Vol. 1(2), pp. 127-132
A Layperson’s Guide to the Theory of Psychopraxia
MICHAEL A. THALBOURNE
ABSTRACT: In this brief article, the author argues that use of the terms “ESP” and “PK” often leads to ambiguities as to which of the ostensibly two processes is occurring. A particularly clear case of this is the “telepathy” situation, where ESP (of various types) or PK or both could be involved. It is argued that the paranormal process is not dual but unitary in nature; the author calls this single process “psychopraxia” (“the self accomplishing ends”), and discusses it in the context of a new theory of the paranormal.
Vol. 1(2), pp. 133-170
Technical Paper No. 1
Paranormal Effects Using Sighted and Vision-Impaired Participants in a Quasi-Ganzfeld Task
LANCE STORM & MICHAEL A. THALBOURNE
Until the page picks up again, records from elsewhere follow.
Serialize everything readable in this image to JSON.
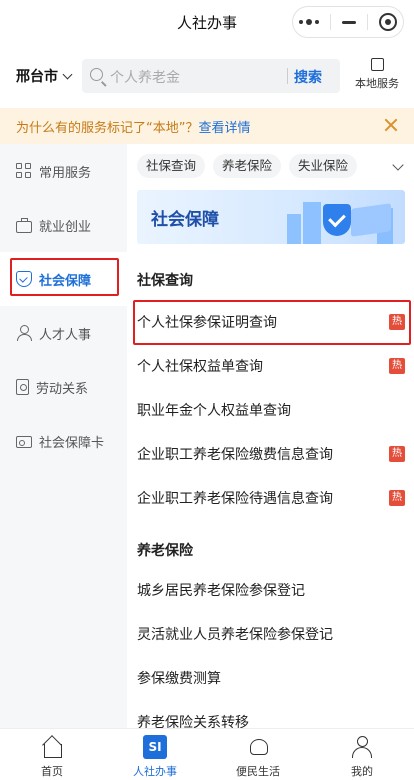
{
  "titlebar": {
    "title": "人社办事"
  },
  "search": {
    "city": "邢台市",
    "placeholder": "个人养老金",
    "button_label": "搜索",
    "local_service_label": "本地服务"
  },
  "notice": {
    "text": "为什么有的服务标记了“本地”？",
    "link": "查看详情"
  },
  "sidebar": {
    "items": [
      {
        "label": "常用服务",
        "icon": "grid-icon"
      },
      {
        "label": "就业创业",
        "icon": "briefcase-icon"
      },
      {
        "label": "社会保障",
        "icon": "shield-icon",
        "active": true
      },
      {
        "label": "人才人事",
        "icon": "person-icon"
      },
      {
        "label": "劳动关系",
        "icon": "document-icon"
      },
      {
        "label": "社会保障卡",
        "icon": "card-icon"
      }
    ]
  },
  "main": {
    "tags": [
      "社保查询",
      "养老保险",
      "失业保险"
    ],
    "banner_title": "社会保障",
    "sections": [
      {
        "title": "社保查询",
        "items": [
          {
            "label": "个人社保参保证明查询",
            "hot": true
          },
          {
            "label": "个人社保权益单查询",
            "hot": true
          },
          {
            "label": "职业年金个人权益单查询",
            "hot": false
          },
          {
            "label": "企业职工养老保险缴费信息查询",
            "hot": true
          },
          {
            "label": "企业职工养老保险待遇信息查询",
            "hot": true
          }
        ]
      },
      {
        "title": "养老保险",
        "items": [
          {
            "label": "城乡居民养老保险参保登记",
            "hot": false
          },
          {
            "label": "灵活就业人员养老保险参保登记",
            "hot": false
          },
          {
            "label": "参保缴费测算",
            "hot": false
          },
          {
            "label": "养老保险关系转移",
            "hot": false
          }
        ]
      }
    ],
    "hot_badge": "热"
  },
  "bottom_nav": {
    "items": [
      {
        "label": "首页",
        "icon": "home-icon"
      },
      {
        "label": "人社办事",
        "icon": "si-icon",
        "icon_text": "SI",
        "active": true
      },
      {
        "label": "便民生活",
        "icon": "handshake-icon"
      },
      {
        "label": "我的",
        "icon": "profile-icon"
      }
    ]
  },
  "colors": {
    "accent": "#1e6fd9",
    "highlight": "#e02020",
    "hot": "#e44d3a",
    "notice_bg": "#fdf3e0"
  }
}
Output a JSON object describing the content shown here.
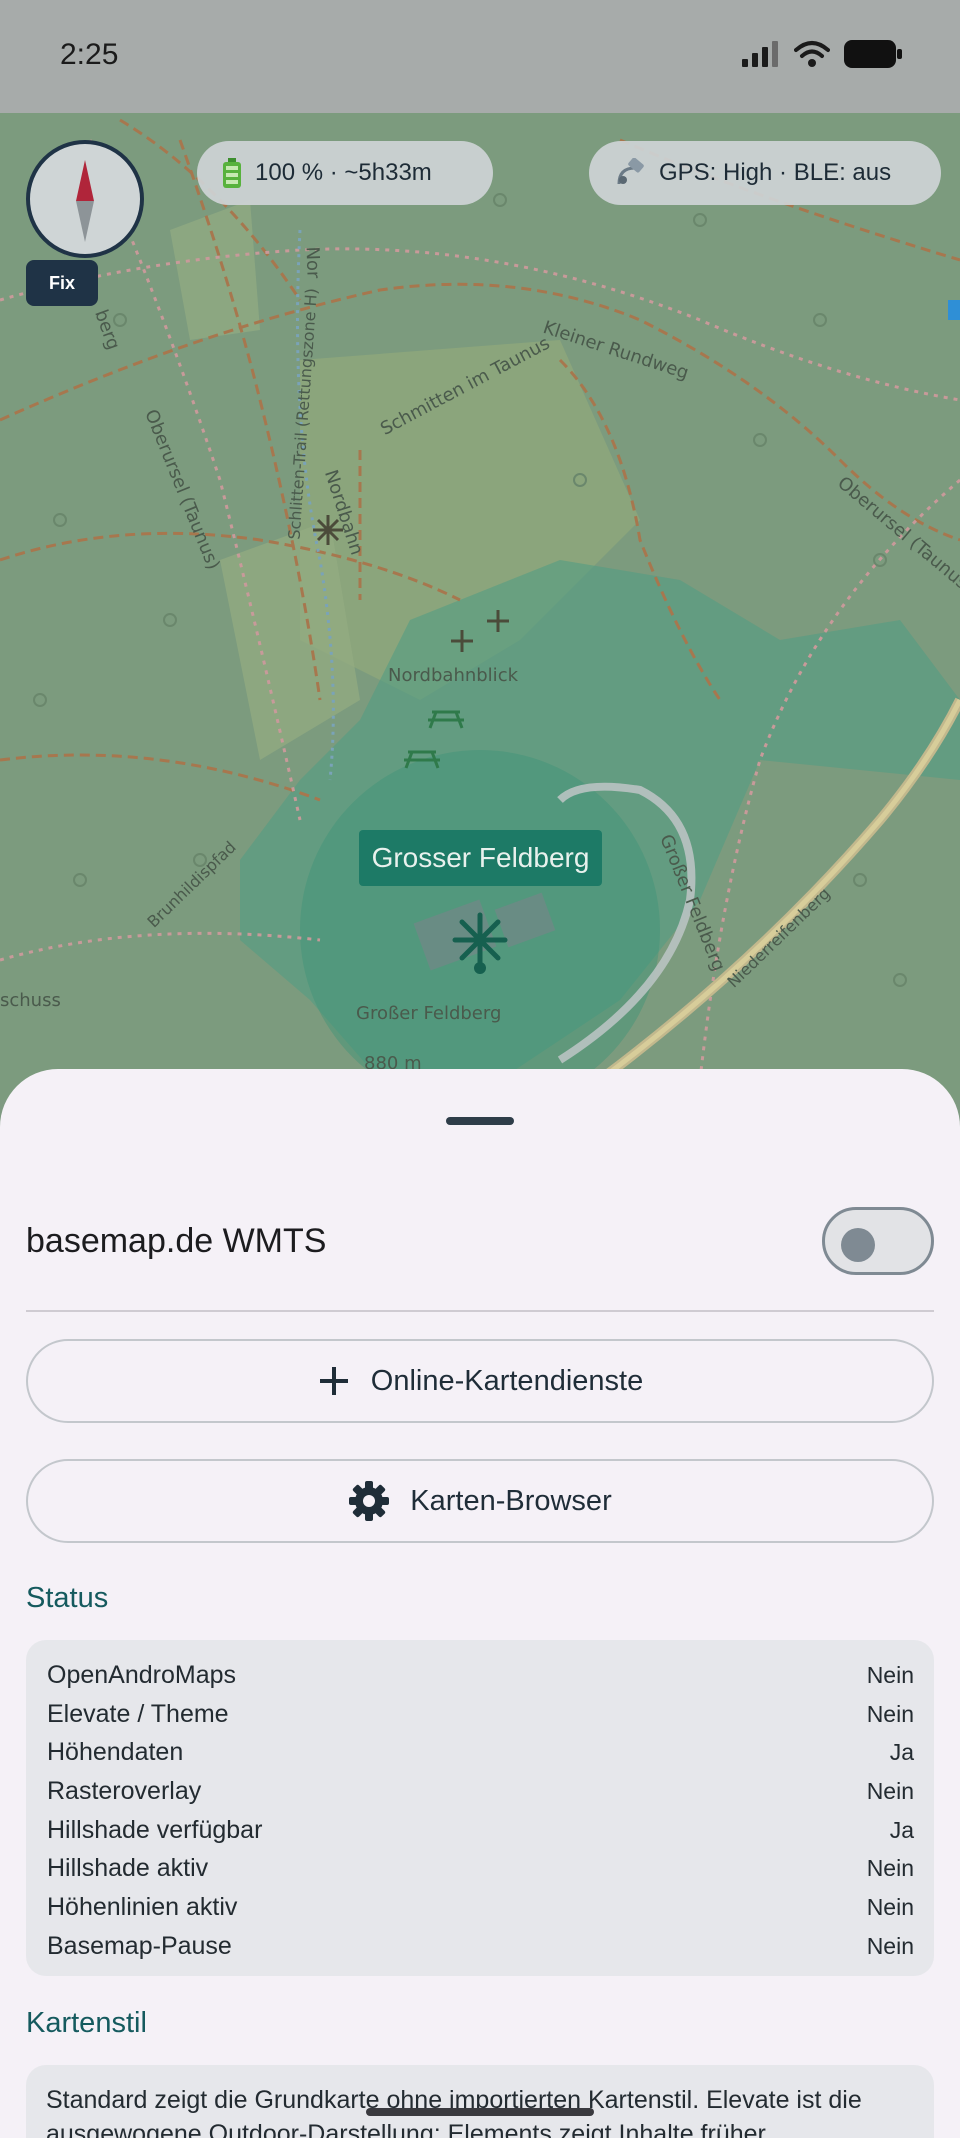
{
  "status_bar": {
    "time": "2:25"
  },
  "map": {
    "chips": {
      "battery": "100 % · ~5h33m",
      "gps": "GPS: High · BLE: aus"
    },
    "fix_label": "Fix",
    "place_label": "Grosser Feldberg",
    "labels": {
      "kleiner_rundweg": "Kleiner Rundweg",
      "schmitten": "Schmitten im Taunus",
      "oberursel_left": "Oberursel (Taunus)",
      "oberursel_right": "Oberursel (Taunus)",
      "schlitten_trail": "Schlitten-Trail (Rettungszone H)",
      "nordbahn": "Nordbahn",
      "nordbahnblick": "Nordbahnblick",
      "brunhildispfad": "Brunhildispfad",
      "grosser_feldberg_road": "Großer Feldberg",
      "niederreifenberg": "Niederreifenberg",
      "summit": "Großer Feldberg",
      "summit_elev": "880 m",
      "schuss": "schuss",
      "berg": "berg",
      "nor": "Nor"
    }
  },
  "sheet": {
    "wmts_label": "basemap.de WMTS",
    "wmts_enabled": false,
    "online_button": "Online-Kartendienste",
    "browser_button": "Karten-Browser",
    "status_title": "Status",
    "status_rows": [
      {
        "label": "OpenAndroMaps",
        "value": "Nein"
      },
      {
        "label": "Elevate / Theme",
        "value": "Nein"
      },
      {
        "label": "Höhendaten",
        "value": "Ja"
      },
      {
        "label": "Rasteroverlay",
        "value": "Nein"
      },
      {
        "label": "Hillshade verfügbar",
        "value": "Ja"
      },
      {
        "label": "Hillshade aktiv",
        "value": "Nein"
      },
      {
        "label": "Höhenlinien aktiv",
        "value": "Nein"
      },
      {
        "label": "Basemap-Pause",
        "value": "Nein"
      }
    ],
    "kartenstil_title": "Kartenstil",
    "kartenstil_text": "Standard zeigt die Grundkarte ohne importierten Kartenstil. Elevate ist die ausgewogene Outdoor-Darstellung; Elements zeigt Inhalte früher"
  }
}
ABSTRACT: An experiment on exosomatic psychopraxia was conducted in which 42 wholly or partially blind participants were matched for age and sex with 42 sighted participants. The experimental task was to describe, paranormally, a randomly selected drawing concealed in aluminium foil and a manila envelope. Every second participant was assigned to a relaxation treatment (audio tape). Following their attempted description of the target, participants were required to rank-order 4 drawings (1 the target, and 3 the decoys). For the whole sample, based on the rankings by participants (but not those of an independent judge), the sum-of-ranks statistic was significantly positive (z = -2.98, p = .002, two-tailed), as it was also for the sighted participants (z = -2.41, p = .016, two-tailed), whereas results for the vision-impaired were not significant. The relaxation tape appeared not to induce relaxation, at least as indicated by the heart rate measure, but the ‘relaxed’ groups (the whole sample, and the sighted group, but not the vision-impaired group) scored marginally better than the respective non-relaxed groups. Belief in ESP did not affect scores in the expected direction. We refer to the significant and marginally significant effects as evidence of exosomatic psychopraxia (the latter effects indicating that relaxation might have been conducive to psychopraxia). However, a specific mode of psychopraxia–compensation–was not found in the vision-impaired group.